1. Clean out your gutters
Remove leaves and other debris from your drainpipe and gutters to prevent clogging and other future damage. If left untreated, clogged gutters and drains can form ice dams that prevent your drainage systems from working properly and possibly even leaks into your home.

2. Freshen your filters
Clean or replace your furnace filters to prevent unwanted pollen and debris from polluting your air. Sediment build-up can cause your system to work less efficiently or potentially become a fire hazard.

3. Clean your chimney
Keep your family safe by checking your fireplace for soot or creosote build-up. Discard old ashes and ensure the damper is open to allow air to freely move through the chimney. Even better, do a chimney sweep or hire someone to make sure your chimney is clean.

4. Get your light right
With less and less daylight, make sure you protect your family’s safety with lighting. Since outdoor lights are generally left on for an extended period of time, make sure to buy energy-saver products. For even more energy efficiency, look for products that come with automatic shut-offs and motion sensors.

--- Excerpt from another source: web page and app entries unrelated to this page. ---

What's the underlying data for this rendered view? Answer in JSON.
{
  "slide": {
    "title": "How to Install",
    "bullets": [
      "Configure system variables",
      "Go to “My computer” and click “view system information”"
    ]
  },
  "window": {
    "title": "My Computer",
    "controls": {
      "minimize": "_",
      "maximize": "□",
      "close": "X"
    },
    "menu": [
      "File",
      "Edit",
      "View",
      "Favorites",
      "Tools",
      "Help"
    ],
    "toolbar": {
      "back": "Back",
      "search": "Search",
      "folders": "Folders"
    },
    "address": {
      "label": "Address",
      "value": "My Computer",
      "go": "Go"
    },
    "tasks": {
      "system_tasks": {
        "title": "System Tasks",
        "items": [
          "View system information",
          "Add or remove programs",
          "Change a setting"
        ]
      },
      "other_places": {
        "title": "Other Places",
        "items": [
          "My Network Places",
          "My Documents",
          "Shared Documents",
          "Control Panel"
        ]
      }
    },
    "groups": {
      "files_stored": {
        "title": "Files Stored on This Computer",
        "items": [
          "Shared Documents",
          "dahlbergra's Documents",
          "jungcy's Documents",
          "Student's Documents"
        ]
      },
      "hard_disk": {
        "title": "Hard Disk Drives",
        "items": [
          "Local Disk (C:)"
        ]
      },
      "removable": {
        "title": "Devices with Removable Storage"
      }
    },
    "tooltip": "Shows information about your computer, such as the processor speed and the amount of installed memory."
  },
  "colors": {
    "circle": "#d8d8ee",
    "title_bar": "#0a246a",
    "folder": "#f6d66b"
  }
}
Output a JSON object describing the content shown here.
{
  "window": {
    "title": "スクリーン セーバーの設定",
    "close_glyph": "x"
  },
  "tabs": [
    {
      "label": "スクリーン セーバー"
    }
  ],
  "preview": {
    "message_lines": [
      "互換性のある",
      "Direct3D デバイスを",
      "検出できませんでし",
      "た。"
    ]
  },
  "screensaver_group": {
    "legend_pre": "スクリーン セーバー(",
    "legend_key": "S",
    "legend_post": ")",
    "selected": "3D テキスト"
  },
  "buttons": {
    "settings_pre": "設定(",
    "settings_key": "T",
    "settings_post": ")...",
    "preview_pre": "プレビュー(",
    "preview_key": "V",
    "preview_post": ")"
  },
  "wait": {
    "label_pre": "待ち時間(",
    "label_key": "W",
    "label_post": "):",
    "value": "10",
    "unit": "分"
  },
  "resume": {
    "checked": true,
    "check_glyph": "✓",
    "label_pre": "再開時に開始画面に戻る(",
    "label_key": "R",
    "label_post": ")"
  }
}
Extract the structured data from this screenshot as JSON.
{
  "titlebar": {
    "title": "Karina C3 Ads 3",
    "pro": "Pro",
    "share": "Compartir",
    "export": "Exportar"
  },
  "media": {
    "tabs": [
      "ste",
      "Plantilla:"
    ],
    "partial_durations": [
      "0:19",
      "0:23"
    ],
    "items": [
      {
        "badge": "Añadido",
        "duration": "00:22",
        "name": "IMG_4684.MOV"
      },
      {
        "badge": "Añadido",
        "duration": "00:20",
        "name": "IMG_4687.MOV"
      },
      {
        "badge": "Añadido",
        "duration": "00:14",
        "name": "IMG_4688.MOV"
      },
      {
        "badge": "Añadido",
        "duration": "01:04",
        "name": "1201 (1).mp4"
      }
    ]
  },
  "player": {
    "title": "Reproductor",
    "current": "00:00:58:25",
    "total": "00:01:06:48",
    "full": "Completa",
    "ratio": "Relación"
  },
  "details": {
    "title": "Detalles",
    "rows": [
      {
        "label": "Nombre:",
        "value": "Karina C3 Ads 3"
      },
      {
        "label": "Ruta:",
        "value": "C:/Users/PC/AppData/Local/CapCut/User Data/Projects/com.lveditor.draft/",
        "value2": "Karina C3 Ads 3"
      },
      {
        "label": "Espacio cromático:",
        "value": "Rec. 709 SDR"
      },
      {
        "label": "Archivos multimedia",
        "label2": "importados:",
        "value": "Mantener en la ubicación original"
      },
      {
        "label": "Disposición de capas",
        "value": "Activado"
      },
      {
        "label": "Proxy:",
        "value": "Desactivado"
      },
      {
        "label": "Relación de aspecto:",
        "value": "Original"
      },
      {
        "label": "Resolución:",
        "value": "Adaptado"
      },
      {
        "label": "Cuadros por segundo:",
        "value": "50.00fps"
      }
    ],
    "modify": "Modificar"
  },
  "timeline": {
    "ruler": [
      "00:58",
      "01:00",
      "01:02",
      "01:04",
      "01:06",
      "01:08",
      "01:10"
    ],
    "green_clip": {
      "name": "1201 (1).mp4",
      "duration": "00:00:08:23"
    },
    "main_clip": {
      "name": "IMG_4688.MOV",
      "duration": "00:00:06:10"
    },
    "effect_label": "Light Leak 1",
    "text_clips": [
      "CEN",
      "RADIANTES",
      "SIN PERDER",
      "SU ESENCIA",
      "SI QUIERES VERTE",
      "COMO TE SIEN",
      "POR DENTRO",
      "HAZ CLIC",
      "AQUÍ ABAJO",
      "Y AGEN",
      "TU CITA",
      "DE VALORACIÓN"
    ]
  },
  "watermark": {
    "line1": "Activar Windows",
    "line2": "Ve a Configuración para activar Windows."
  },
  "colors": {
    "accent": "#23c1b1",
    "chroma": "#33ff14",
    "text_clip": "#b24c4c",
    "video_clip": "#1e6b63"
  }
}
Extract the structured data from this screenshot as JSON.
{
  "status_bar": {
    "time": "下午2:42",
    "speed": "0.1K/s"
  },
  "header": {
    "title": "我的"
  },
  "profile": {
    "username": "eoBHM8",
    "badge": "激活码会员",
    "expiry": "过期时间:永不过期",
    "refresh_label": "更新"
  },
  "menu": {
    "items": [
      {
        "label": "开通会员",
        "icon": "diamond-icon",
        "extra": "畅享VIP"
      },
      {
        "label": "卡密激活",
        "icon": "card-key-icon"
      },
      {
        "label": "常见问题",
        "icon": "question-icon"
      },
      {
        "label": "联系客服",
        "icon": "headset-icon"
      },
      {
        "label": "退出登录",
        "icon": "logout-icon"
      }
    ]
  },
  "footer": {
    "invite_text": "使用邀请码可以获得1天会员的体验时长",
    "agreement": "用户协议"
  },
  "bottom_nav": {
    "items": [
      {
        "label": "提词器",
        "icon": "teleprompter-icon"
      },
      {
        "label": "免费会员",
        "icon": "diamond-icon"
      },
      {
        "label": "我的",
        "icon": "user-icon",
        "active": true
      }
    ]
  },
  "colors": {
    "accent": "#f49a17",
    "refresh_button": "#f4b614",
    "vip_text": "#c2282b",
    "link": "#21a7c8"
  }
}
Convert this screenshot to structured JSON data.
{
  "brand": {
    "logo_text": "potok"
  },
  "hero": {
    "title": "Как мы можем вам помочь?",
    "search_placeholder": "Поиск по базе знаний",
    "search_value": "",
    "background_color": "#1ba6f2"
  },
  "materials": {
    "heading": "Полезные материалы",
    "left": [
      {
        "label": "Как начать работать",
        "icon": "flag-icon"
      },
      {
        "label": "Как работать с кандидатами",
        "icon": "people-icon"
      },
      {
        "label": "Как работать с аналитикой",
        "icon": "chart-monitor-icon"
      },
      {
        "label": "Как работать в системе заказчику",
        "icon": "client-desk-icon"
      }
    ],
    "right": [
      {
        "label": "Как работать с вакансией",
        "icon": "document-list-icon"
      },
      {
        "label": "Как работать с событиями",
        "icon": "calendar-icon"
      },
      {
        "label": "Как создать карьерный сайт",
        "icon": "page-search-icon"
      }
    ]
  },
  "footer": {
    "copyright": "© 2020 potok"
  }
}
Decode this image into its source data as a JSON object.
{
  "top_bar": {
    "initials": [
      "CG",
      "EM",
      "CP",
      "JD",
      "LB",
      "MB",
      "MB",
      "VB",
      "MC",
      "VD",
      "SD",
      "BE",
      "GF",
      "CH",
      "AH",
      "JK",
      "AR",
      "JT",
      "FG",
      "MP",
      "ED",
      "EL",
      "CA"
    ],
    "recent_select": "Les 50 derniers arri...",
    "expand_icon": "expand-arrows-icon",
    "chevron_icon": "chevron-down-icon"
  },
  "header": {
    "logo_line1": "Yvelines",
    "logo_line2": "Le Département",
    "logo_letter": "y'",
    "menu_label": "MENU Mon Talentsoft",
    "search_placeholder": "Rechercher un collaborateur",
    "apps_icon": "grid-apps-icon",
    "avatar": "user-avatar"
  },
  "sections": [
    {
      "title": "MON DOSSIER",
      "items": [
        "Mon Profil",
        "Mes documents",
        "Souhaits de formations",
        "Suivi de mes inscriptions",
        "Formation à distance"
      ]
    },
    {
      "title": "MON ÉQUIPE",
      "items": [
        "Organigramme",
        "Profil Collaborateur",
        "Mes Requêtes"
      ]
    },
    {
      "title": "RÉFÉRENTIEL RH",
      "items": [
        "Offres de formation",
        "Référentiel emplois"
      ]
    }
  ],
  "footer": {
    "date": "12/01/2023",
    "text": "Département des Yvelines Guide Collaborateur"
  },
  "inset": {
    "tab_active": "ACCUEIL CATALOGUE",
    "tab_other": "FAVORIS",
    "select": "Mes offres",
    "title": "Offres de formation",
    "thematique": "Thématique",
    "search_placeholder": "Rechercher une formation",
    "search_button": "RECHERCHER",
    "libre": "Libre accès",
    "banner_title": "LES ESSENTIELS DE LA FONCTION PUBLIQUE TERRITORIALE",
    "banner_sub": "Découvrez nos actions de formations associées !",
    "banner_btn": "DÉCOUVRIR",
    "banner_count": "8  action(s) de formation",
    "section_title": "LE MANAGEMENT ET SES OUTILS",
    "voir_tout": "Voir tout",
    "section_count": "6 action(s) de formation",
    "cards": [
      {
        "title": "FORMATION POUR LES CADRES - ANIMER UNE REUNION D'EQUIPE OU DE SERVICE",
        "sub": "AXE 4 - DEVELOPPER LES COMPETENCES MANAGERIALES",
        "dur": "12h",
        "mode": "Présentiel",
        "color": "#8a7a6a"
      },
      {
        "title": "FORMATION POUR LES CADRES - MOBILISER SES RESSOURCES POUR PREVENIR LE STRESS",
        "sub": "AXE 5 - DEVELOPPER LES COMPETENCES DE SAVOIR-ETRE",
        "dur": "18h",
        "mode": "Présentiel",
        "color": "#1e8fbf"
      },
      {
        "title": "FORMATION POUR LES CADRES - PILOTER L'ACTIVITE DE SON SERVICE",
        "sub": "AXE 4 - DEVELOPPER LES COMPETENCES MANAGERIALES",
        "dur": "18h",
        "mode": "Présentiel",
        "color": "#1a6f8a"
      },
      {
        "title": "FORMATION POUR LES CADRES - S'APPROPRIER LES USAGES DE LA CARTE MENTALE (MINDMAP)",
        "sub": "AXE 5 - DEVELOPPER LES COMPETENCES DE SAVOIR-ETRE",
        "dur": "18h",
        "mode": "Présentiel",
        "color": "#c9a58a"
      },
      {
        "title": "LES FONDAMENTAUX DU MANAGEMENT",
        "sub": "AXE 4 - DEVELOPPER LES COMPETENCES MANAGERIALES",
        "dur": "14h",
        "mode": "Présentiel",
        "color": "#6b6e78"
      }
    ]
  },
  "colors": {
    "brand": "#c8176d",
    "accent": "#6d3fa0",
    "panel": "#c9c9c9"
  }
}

Thinking about putting your house on the market in the next spring? Take pictures now. Fall is one of the most beautiful times of year and this will help you ensure you are prepared whenever you are ready to sell your home.